If you’re suffering from back pain then vertebroplasty or kyphoplasty may be the optimal minimally invasive surgical procedure for you.

Vertebroplasty

Vertebroplasty is a surgical technique that involves injecting low viscosity cement (aka:“bone cement”) into a fractured vertebrae. After the cement hardens the spinal column stabilizes, resulting in partial or complete elimination of pain. This procedure was developed in France in 1984 and was first introduced in the US in 1994.

Kyphoplasty

Kyphoplasty is a form of vertebroplasty, and is a similar method of treating vertebral fractures. Kyphoplasty is so named because the procedure attempts to reduce the kyphosis that results from vertebral body collapse. During kyphoplasty an inflatable bone tamp or balloon is inserted to aid in restoring the original height of the vertebral body. Like vertebroplasty, kyphoplasty fills cavities with bone cement leading to increased stability and preventing the vertebra from re-collapsing.

Summary

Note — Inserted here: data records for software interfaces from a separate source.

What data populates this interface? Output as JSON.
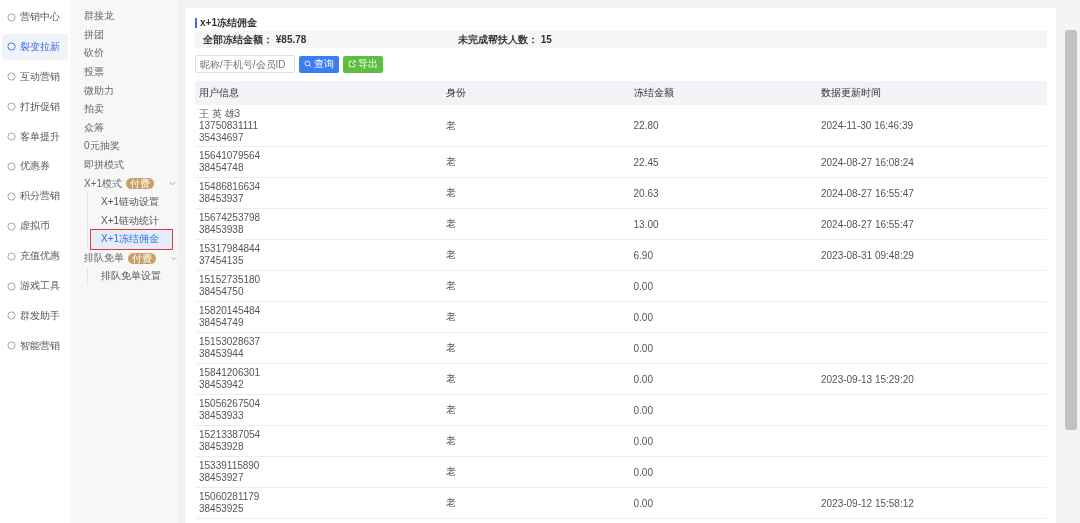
{
  "main_menu": [
    {
      "label": "营销中心",
      "selected": false
    },
    {
      "label": "裂变拉新",
      "selected": true
    },
    {
      "label": "互动营销",
      "selected": false
    },
    {
      "label": "打折促销",
      "selected": false
    },
    {
      "label": "客单提升",
      "selected": false
    },
    {
      "label": "优惠券",
      "selected": false
    },
    {
      "label": "积分营销",
      "selected": false
    },
    {
      "label": "虚拟币",
      "selected": false
    },
    {
      "label": "充值优惠",
      "selected": false
    },
    {
      "label": "游戏工具",
      "selected": false
    },
    {
      "label": "群发助手",
      "selected": false
    },
    {
      "label": "智能营销",
      "selected": false
    }
  ],
  "sub_menu": [
    {
      "label": "群接龙",
      "selected": false
    },
    {
      "label": "拼团",
      "selected": false
    },
    {
      "label": "砍价",
      "selected": false
    },
    {
      "label": "投票",
      "selected": false
    },
    {
      "label": "微助力",
      "selected": false
    },
    {
      "label": "拍卖",
      "selected": false
    },
    {
      "label": "众筹",
      "selected": false
    },
    {
      "label": "0元抽奖",
      "selected": false
    },
    {
      "label": "即拼模式",
      "selected": false
    },
    {
      "label": "X+1模式",
      "selected": false,
      "badge": "付费",
      "expanded": true,
      "children": [
        {
          "label": "X+1链动设置",
          "selected": false
        },
        {
          "label": "X+1链动统计",
          "selected": false
        },
        {
          "label": "X+1冻结佣金",
          "selected": true
        }
      ]
    },
    {
      "label": "排队免单",
      "selected": false,
      "badge": "付费",
      "expanded": true,
      "children": [
        {
          "label": "排队免单设置",
          "selected": false
        }
      ]
    }
  ],
  "page_title": "x+1冻结佣金",
  "summary": [
    {
      "label": "全部冻结金额：",
      "value": "¥85.78"
    },
    {
      "label": "未完成帮扶人数：",
      "value": "15"
    }
  ],
  "search": {
    "placeholder": "昵称/手机号/会员ID"
  },
  "buttons": [
    {
      "label": "查询",
      "kind": "search"
    },
    {
      "label": "导出",
      "kind": "export"
    }
  ],
  "table": {
    "columns": [
      "用户信息",
      "身份",
      "冻结金额",
      "数据更新时间"
    ],
    "rows": [
      {
        "user": [
          "王 英 雄3",
          "13750831111",
          "35434697"
        ],
        "identity": "老",
        "amount": "22.80",
        "updated": "2024-11-30 16:46:39"
      },
      {
        "user": [
          "15641079564",
          "38454748"
        ],
        "identity": "老",
        "amount": "22.45",
        "updated": "2024-08-27 16:08:24"
      },
      {
        "user": [
          "15486816634",
          "38453937"
        ],
        "identity": "老",
        "amount": "20.63",
        "updated": "2024-08-27 16:55:47"
      },
      {
        "user": [
          "15674253798",
          "38453938"
        ],
        "identity": "老",
        "amount": "13.00",
        "updated": "2024-08-27 16:55:47"
      },
      {
        "user": [
          "15317984844",
          "37454135"
        ],
        "identity": "老",
        "amount": "6.90",
        "updated": "2023-08-31 09:48:29"
      },
      {
        "user": [
          "15152735180",
          "38454750"
        ],
        "identity": "老",
        "amount": "0.00"
      },
      {
        "user": [
          "15820145484",
          "38454749"
        ],
        "identity": "老",
        "amount": "0.00"
      },
      {
        "user": [
          "15153028637",
          "38453944"
        ],
        "identity": "老",
        "amount": "0.00"
      },
      {
        "user": [
          "15841206301",
          "38453942"
        ],
        "identity": "老",
        "amount": "0.00",
        "updated": "2023-09-13 15:29:20"
      },
      {
        "user": [
          "15056267504",
          "38453933"
        ],
        "identity": "老",
        "amount": "0.00"
      },
      {
        "user": [
          "15213387054",
          "38453928"
        ],
        "identity": "老",
        "amount": "0.00"
      },
      {
        "user": [
          "15339115890",
          "38453927"
        ],
        "identity": "老",
        "amount": "0.00"
      },
      {
        "user": [
          "15060281179",
          "38453925"
        ],
        "identity": "老",
        "amount": "0.00",
        "updated": "2023-09-12 15:58:12"
      }
    ]
  }
}
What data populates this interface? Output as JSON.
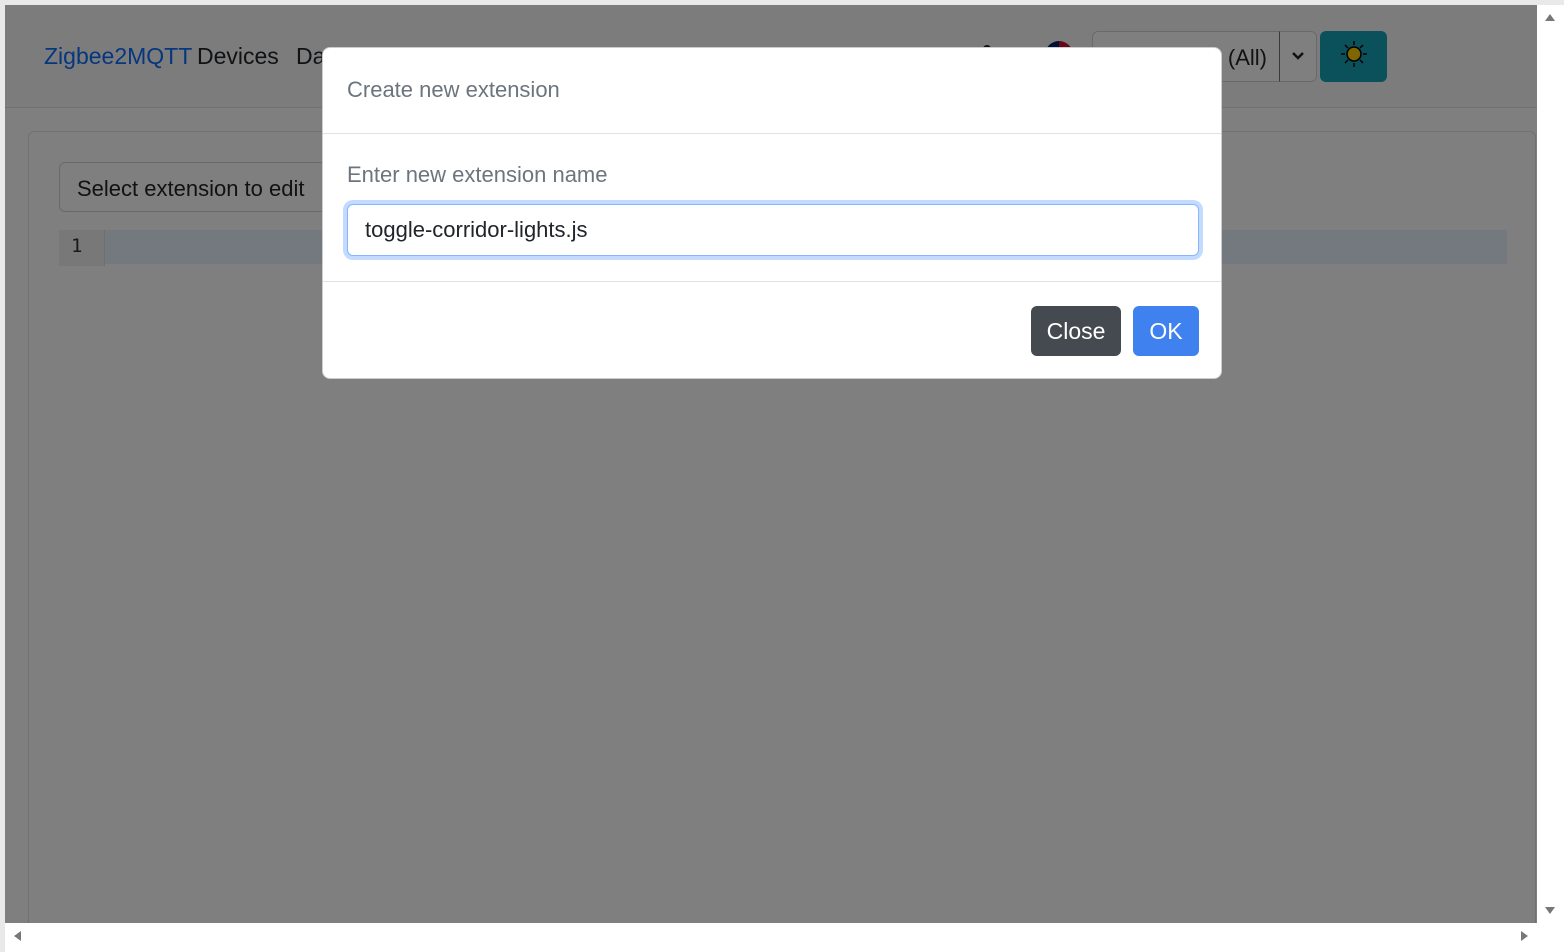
{
  "navbar": {
    "brand": "Zigbee2MQTT",
    "links": {
      "devices": "Devices",
      "dashboard_partial": "Da"
    },
    "permit_join_select_visible": "(All)"
  },
  "main": {
    "extension_select_placeholder": "Select extension to edit",
    "editor": {
      "line_number": "1"
    }
  },
  "modal": {
    "title": "Create new extension",
    "label": "Enter new extension name",
    "input_value": "toggle-corridor-lights.js",
    "close_label": "Close",
    "ok_label": "OK"
  },
  "icons": {
    "user": "user-icon",
    "language": "uk-flag-icon",
    "dropdown": "chevron-down-icon",
    "theme": "sun-icon"
  },
  "colors": {
    "brand": "#0d6efd",
    "ok_button": "#3f82ef",
    "close_button": "#454a50",
    "theme_button": "#17a2b8"
  }
}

When pain persists from compression fractures or similar trauma related injuries vertebroplasty or kyphoplasty are two procedures that may considered. Both procedures boast success rates over 90% of the time in decreasing or eliminating pain associated with vertebral compression fractures. However, in rare situations fusion surgery may be the most appropriate solution. The success of vertebroplasty and kyphoplasty is greater when performed within 2 months of the sustained fracture.